Year : 2012  |  Volume : 3  |  Issue : 1  |  Page : 20-25

Secondary metabolites of Cynodon dactylon as an antagonist to angiotensin II type1 receptor: Novel in silico drug targeting approach for diabetic retinopathy

Department of Biochemistry, Bharathi Women's College, Chennai, Tamil Nadu, India

Correspondence Address:
K Vijayalakshmi
Department of Biochemistry, Bharathi Women's College, Chennai- 600 108, Tamil Nadu
Login to access the Email id

Source of Support: None, Conflict of Interest: None

DOI: 10.4103/0976-500X.92497

Rights and Permissions

Objectives: To study the ability of the secondary metabolites of Cynodon dactylon to serve as an antagonist to angiotensin II type 1 receptor (AT 1 ); activation of this receptor plays a vital role in diabetic retinopathy (DR). Materials and Methods: In silico methods are mainly harnessed to reduce time, cost and risk associated with drug discovery. Twenty-four compounds were identified as the secondary metabolites of hydroalcoholic extract of C. dactylon using the GCMS technique. These were considered as the ligands or inhibitors that would serve as an antagonist to the AT 1 . The ACD/Chemsketch tool was used to generate 3D structures of the ligands. A molecular file format converter tool was used to convert the generated data to the PDB format (Protein Data Bank) and was used for docking studies. The AT 1 structure was retrieved from the Swissprot data base and PDB and visualized using the Rasmol tool. Domain analysis was carried from the Pfam data base; following this, the active site of the target protein was identified using a Q-site finder tool. The ability of the ligands to bind with the active site of AT 1 was studied using the Autodocking tool. The docking results were analyzed using the WebLab viewer tool.
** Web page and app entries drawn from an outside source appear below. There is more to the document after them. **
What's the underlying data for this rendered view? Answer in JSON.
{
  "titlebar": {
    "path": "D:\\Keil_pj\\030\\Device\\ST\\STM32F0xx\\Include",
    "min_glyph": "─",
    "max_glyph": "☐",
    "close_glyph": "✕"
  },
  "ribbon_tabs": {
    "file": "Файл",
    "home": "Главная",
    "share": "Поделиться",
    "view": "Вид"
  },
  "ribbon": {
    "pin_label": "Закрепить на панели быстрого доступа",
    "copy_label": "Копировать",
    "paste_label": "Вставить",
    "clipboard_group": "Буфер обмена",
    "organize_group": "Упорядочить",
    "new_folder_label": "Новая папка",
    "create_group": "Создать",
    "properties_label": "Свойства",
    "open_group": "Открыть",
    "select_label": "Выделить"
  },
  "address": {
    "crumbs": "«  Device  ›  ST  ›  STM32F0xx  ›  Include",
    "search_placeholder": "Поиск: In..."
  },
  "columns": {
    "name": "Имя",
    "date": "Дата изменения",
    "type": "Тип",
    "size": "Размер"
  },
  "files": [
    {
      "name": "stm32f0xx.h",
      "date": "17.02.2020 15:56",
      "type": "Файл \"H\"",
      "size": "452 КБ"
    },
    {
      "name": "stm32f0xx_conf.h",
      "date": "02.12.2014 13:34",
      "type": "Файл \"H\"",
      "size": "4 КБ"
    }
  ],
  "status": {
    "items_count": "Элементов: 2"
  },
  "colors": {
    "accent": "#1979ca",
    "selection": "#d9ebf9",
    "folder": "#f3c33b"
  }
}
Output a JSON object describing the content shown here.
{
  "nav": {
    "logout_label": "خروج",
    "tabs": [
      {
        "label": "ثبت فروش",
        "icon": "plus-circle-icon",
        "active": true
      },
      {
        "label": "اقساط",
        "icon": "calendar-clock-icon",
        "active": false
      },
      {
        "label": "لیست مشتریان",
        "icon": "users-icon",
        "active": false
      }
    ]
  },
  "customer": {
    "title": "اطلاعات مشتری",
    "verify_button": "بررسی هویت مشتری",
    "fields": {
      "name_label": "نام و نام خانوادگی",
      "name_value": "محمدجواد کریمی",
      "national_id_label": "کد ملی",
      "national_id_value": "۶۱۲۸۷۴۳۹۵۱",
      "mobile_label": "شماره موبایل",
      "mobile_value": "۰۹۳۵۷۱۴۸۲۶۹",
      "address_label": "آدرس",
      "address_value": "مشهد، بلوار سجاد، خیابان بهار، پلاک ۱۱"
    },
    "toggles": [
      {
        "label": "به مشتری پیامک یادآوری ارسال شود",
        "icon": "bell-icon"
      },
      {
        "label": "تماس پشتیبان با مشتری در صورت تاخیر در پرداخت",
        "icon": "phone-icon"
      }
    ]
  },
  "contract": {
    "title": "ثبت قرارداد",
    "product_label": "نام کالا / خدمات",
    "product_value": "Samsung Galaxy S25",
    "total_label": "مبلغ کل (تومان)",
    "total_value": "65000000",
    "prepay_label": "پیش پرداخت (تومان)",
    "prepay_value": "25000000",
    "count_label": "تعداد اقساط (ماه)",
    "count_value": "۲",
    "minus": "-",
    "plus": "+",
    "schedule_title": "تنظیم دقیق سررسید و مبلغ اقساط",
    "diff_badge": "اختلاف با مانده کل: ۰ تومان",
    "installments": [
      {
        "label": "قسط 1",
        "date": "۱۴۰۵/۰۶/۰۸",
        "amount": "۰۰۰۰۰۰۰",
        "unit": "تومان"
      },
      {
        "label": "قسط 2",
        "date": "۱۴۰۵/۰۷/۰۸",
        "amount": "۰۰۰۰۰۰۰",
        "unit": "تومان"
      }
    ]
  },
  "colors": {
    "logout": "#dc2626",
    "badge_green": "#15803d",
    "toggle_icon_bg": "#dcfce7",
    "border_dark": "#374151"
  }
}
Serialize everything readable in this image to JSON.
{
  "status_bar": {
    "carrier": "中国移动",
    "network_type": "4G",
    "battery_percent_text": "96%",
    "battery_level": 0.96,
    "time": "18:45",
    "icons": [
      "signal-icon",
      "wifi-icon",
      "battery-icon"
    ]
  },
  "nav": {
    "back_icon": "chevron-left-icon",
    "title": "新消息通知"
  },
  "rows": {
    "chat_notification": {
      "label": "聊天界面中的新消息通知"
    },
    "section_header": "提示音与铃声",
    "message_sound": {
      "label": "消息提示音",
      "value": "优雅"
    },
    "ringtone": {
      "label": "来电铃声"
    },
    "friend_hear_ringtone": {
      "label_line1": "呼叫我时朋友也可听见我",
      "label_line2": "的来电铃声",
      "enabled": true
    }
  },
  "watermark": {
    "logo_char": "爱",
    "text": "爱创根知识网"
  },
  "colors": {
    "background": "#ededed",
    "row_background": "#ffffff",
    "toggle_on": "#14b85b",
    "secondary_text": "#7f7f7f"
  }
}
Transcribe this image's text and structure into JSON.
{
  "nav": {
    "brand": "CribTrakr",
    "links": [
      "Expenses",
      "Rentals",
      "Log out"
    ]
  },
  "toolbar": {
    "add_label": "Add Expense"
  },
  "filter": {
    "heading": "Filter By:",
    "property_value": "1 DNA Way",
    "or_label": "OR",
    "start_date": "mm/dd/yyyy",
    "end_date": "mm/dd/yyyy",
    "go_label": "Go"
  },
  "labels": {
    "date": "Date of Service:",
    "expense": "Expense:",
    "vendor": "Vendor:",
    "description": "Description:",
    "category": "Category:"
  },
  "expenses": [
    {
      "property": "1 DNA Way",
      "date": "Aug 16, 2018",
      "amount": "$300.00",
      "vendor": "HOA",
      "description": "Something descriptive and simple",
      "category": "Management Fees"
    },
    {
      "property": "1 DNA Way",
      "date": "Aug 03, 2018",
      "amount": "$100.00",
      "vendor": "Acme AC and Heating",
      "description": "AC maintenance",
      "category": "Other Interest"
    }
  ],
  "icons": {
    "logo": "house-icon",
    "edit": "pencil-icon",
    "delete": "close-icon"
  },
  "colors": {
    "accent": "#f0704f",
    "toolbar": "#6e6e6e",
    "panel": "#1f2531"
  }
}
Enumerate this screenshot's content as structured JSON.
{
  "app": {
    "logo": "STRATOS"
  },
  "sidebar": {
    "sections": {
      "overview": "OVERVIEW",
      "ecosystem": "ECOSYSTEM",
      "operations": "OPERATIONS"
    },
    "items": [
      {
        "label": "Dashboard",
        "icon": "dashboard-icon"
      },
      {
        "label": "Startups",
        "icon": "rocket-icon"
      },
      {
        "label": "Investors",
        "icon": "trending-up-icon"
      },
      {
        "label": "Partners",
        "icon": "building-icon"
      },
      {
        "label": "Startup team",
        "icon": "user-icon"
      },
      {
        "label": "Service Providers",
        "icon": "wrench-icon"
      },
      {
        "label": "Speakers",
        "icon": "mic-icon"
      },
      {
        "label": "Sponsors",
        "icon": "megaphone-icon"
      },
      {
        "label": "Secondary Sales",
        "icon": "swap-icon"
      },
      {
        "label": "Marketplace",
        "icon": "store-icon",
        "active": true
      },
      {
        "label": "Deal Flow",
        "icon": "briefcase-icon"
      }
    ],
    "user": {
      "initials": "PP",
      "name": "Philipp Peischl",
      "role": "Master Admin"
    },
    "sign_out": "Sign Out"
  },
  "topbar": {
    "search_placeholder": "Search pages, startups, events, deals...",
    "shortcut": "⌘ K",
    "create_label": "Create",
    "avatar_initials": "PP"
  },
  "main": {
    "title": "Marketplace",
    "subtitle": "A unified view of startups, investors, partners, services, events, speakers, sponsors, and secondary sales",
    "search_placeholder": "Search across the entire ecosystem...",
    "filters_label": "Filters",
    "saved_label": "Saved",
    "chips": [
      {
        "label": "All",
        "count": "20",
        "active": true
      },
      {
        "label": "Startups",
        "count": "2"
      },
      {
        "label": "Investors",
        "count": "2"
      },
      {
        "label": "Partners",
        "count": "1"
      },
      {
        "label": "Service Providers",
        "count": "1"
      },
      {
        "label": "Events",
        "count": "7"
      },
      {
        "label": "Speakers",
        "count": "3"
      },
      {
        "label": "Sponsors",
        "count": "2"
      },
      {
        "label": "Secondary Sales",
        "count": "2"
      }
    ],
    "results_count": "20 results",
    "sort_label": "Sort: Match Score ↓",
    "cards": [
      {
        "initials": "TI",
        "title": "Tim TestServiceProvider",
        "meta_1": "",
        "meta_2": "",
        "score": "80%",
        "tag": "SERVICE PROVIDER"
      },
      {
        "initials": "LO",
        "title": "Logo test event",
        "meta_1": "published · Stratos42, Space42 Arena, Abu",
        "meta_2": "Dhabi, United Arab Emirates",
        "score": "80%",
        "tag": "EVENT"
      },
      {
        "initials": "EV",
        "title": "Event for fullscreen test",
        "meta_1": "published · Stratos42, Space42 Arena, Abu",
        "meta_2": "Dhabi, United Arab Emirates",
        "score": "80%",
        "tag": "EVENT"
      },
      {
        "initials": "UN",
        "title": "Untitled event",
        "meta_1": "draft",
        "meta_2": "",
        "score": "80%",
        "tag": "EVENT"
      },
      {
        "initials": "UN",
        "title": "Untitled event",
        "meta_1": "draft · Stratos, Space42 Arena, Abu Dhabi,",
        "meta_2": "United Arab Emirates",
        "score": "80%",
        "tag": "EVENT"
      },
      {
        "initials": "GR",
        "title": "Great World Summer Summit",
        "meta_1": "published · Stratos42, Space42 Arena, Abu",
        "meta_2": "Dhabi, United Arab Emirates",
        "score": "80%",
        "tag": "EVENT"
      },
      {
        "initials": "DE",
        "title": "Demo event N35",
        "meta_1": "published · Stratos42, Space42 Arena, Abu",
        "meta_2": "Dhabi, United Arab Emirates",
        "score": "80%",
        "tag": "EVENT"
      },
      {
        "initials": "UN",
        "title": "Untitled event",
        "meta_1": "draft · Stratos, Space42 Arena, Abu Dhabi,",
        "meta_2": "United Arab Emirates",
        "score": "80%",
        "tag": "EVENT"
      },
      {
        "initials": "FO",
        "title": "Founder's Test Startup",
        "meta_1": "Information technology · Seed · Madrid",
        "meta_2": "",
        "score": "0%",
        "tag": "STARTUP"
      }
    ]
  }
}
Results: Sixteen ligands showed effective binding with the target protein; diazoprogesteron, didodecyl phthalate, and 9,12-octadecadienoyl chloride (z,z) may be considered as compounds that could be used to bind with the active site sequence of AT 1 . Conclusions: The present study shows that the metabolites of C. dactylon could serve as a natural antagonist to AT 1 that could be used to treat diabetic retinopathy.

Print this article     Email this article
 Next article
 Previous article
 Table of Contents

 Similar in PUBMED
   Search Pubmed for
   Search in Google Scholar for
 Related articles
 Citation Manager
 Access Statistics
 Reader Comments
 Email Alert *
 Add to My List *
 * Requires registration (Free)

 Article Access Statistics
    PDF Downloaded658    
    Comments [Add]    
    Cited by others 4    

Recommend this journal